~Ser- TODO (Tends to be more permanent)
T= Time and Place
O= Origin and Nationality
~Estar- PLACE (Tends to be more temporary)
There are three different types of verbs -AR -ER -IR.
When you congugate you change the ending of the verb your using to fit the subject. I woln’t go through the whole chart if you want me to I can do a detailed verison but and example would be ~Yo (correr) corro
Practice congugating, lots of already spanish speaking people come in thinking they’ll know everything but are confused by this in my school.
All verbs except irregular congugate the same way is good to memorize some usfull ones.
Gustar y Encantar
~Gustar- To like
Differnece between Gusta and Gustan is Gusta is used when your talking about 1 thing or action(s) Gustan is when your talking about more then 1.
~Encantar To love
Differnece between Encanta and Encantan is
Encanta is used when your talking about 1 thing or action(s)
Encantan is when your talking about more then 1.
How to use in a sentence
A mi me -I
A ti te -You
A el/ella/ud. le -He/she
A nosotros nos - We
A ellos/ellas/uds. les - They, them, you all….
Me duele (Bodypart) -My ___ hurts
Soy de (Place) -I live…
Me llamo (name) -My name is…
Yo tengo que -I have to…
Puedo ir al bano? -Can I go to the bathrooom?
Como se dice? -How do you say…?
Estoy triste- Im sad
Yo estoy enfermo- Im sick
Other helpful things
Some really good apps are Quizlet and Dulingo
DONT USE GOOGLE TRANSLATE use SpanishDict, way way way better

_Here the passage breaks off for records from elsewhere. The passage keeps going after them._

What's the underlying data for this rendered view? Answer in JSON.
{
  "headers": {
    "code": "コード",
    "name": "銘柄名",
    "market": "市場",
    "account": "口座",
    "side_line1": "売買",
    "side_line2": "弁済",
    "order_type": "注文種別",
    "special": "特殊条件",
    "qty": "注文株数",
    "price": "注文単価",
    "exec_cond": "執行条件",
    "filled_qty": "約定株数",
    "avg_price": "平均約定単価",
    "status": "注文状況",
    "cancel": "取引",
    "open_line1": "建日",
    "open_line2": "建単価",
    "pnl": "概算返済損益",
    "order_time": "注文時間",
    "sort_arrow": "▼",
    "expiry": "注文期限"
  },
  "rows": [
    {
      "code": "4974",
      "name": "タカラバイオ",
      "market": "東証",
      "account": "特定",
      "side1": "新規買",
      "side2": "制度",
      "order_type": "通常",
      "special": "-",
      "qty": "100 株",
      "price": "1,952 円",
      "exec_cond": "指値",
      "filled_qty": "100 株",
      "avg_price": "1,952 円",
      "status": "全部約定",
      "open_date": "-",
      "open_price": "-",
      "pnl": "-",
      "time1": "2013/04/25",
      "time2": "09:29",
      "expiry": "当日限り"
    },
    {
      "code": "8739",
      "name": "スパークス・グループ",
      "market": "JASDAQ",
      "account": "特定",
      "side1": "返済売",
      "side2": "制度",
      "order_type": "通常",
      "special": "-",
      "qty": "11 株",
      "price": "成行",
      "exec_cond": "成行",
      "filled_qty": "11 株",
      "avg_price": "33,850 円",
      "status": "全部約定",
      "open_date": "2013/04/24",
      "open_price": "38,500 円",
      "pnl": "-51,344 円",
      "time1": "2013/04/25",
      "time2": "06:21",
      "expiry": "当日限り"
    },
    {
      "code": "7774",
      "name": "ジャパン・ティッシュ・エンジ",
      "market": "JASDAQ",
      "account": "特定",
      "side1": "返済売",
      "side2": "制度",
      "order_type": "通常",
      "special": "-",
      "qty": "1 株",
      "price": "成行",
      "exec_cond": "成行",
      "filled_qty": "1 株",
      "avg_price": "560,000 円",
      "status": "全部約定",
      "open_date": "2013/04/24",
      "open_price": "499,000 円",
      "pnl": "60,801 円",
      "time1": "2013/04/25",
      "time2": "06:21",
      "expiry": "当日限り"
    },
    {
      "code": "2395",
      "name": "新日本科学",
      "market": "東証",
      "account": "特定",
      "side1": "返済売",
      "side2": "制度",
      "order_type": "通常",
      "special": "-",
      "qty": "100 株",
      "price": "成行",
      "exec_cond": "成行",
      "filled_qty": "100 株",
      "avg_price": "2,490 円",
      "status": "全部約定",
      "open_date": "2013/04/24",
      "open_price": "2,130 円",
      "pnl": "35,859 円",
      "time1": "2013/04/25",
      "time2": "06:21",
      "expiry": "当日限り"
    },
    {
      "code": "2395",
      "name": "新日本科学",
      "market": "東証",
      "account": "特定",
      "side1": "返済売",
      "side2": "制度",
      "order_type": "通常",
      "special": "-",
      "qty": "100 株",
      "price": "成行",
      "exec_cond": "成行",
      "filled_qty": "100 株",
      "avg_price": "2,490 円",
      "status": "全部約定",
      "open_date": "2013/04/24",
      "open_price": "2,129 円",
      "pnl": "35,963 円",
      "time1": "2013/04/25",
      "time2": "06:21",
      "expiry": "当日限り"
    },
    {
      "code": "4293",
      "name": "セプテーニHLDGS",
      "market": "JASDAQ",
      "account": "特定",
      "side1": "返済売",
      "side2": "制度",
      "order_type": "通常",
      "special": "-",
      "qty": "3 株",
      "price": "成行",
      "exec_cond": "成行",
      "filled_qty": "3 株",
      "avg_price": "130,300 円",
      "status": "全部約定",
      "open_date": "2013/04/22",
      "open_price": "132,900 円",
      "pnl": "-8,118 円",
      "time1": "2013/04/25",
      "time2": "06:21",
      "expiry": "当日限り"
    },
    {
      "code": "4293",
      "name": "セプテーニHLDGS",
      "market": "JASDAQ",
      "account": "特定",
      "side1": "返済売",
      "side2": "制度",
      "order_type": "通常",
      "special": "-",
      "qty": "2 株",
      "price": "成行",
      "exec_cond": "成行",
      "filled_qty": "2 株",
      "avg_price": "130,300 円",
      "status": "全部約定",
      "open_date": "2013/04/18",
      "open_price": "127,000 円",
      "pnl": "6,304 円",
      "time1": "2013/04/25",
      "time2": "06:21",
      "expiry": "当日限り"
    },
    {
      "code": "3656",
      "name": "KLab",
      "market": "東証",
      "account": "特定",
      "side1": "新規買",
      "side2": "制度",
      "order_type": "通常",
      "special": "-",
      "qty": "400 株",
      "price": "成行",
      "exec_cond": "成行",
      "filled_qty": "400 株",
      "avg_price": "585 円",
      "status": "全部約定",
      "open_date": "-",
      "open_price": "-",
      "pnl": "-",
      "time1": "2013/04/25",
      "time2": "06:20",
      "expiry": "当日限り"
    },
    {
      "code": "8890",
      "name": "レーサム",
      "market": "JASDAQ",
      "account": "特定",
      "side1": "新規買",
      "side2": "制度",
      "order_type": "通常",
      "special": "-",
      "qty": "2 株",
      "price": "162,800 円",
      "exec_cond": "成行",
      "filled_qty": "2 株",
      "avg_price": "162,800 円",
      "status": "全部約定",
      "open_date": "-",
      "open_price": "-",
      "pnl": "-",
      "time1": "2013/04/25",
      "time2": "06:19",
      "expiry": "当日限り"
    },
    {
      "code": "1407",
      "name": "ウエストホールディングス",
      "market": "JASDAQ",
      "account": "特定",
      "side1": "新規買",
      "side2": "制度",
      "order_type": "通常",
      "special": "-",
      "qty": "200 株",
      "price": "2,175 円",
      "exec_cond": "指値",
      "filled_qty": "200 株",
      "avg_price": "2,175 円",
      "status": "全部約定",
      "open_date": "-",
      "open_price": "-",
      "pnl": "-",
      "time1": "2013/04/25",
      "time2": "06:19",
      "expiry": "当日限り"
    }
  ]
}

Put a spanish keyboard on your devise it varies throught models but it makes life easier.